The Nagas

Hill Peoples of Northeast India

Project Introduction The Naga Database

manuscript notes on the Zemi Nagas by Ursula Graham Bower
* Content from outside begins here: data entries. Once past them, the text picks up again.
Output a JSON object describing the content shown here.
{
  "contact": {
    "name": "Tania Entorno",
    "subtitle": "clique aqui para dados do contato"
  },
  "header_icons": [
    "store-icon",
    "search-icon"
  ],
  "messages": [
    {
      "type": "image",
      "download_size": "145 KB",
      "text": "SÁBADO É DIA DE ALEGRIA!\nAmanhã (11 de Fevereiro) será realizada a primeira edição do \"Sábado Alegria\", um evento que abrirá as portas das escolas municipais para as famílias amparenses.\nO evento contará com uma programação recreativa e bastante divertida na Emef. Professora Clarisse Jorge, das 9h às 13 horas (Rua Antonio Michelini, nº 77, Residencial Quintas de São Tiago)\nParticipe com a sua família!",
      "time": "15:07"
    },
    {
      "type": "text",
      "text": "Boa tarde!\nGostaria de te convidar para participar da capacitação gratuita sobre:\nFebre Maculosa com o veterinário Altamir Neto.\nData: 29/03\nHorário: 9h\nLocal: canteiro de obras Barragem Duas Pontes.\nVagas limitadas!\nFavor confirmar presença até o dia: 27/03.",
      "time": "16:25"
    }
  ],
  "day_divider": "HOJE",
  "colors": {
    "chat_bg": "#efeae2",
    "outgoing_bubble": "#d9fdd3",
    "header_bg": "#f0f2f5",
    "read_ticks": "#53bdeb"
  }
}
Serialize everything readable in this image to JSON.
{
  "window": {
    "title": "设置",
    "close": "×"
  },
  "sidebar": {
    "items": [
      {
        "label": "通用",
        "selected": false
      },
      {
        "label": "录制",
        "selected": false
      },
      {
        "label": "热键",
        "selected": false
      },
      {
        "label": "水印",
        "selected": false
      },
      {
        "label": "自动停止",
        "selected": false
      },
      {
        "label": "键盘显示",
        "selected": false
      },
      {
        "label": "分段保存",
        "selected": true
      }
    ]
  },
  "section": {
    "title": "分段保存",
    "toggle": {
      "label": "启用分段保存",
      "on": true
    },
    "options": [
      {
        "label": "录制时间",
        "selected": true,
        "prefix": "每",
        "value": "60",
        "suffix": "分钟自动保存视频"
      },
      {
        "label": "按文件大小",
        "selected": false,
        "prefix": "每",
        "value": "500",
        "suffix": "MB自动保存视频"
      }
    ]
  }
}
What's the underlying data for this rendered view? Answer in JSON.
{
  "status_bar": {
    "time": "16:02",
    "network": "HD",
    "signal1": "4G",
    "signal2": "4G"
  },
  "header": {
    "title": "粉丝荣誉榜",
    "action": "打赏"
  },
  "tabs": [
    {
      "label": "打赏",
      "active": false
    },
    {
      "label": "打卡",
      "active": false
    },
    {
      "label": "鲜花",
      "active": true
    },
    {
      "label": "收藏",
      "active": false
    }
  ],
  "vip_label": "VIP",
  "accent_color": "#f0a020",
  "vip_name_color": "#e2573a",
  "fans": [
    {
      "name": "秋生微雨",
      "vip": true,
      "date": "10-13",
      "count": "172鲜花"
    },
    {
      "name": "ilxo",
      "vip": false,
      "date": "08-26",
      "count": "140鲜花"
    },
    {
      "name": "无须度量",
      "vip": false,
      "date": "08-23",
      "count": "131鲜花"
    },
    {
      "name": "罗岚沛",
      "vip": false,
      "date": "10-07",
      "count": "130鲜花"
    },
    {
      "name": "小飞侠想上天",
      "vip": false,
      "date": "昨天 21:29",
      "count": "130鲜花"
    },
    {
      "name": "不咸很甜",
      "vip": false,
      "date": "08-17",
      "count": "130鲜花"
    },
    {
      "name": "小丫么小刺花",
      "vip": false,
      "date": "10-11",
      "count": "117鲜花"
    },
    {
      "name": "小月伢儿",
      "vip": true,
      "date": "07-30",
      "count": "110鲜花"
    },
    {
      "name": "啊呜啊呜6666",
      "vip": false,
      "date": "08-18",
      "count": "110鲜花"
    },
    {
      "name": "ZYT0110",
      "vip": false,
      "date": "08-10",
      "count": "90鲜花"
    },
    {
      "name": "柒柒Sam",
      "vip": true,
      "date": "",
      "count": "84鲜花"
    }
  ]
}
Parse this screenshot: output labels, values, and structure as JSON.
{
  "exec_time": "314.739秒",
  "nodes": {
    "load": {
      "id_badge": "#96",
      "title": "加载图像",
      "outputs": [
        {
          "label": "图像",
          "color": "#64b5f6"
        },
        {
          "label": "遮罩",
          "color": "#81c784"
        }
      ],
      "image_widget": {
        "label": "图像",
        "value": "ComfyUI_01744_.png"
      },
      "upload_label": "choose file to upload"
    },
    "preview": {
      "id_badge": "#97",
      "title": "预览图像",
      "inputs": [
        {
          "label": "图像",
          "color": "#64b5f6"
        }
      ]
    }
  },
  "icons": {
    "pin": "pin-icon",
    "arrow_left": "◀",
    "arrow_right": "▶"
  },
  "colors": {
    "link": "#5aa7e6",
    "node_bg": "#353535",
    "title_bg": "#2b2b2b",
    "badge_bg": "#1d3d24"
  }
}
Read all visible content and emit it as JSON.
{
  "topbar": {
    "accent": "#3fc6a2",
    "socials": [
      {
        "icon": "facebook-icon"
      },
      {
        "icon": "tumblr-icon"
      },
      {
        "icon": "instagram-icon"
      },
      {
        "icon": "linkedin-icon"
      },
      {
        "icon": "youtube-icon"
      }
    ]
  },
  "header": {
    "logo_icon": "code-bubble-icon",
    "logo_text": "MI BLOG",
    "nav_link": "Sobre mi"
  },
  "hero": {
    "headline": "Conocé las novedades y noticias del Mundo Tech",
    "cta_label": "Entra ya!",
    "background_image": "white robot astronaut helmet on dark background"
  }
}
caption: Nsing-ngi genna: performed in November for very young children
caption: gennas
medium: notes
person: Graham Bower/ Ursula
date: 1939-1946
refnum: Betts papers, ring binder 1
person: Centre for South Asian Studies, Cambridge
text: Nsing-ngi (November)
text: The day before the genna begins every father of young children (the ceremony is not performed for children over three or four years old) goes into the jungle and fetches two new bamboo chungas and some of the leaves called hegoa-gum. There are several kinds and large ones are preferred. All the men leave the village together and must return together, and if anyone is delayed the others must wait for him. Both in going and returning the father of a boy must lead and another bring up the rear.
text: The leaves must be carefully chosen. Those growing singly are not taken, as this might cause only one child in a family. Leaves growing in bunches of several together are chosen, and those picked must be clean and fresh and free from bird-droppings or spiders' webs. Any which are torn in falling to the ground are discarded, and in any case only the right-hand side of the leaf is taken, the left side and the stalk being thrown away. Only one or two leaves are taken back for the ceremony, but the men may carry in a load of plantain leaves for cups, etc., if they like. A man who is unable to go himself may ask another to fetch leaves for him, but a man fetching leaves for his own son may only bring others for another boy and on no account for a girl, and vice versa.
text: When the men return the leaves are put carefully aside till the morning. That evening the child's hair is cut by the father or any obliging male, and the clippings thrown away in the village street or anywhere else.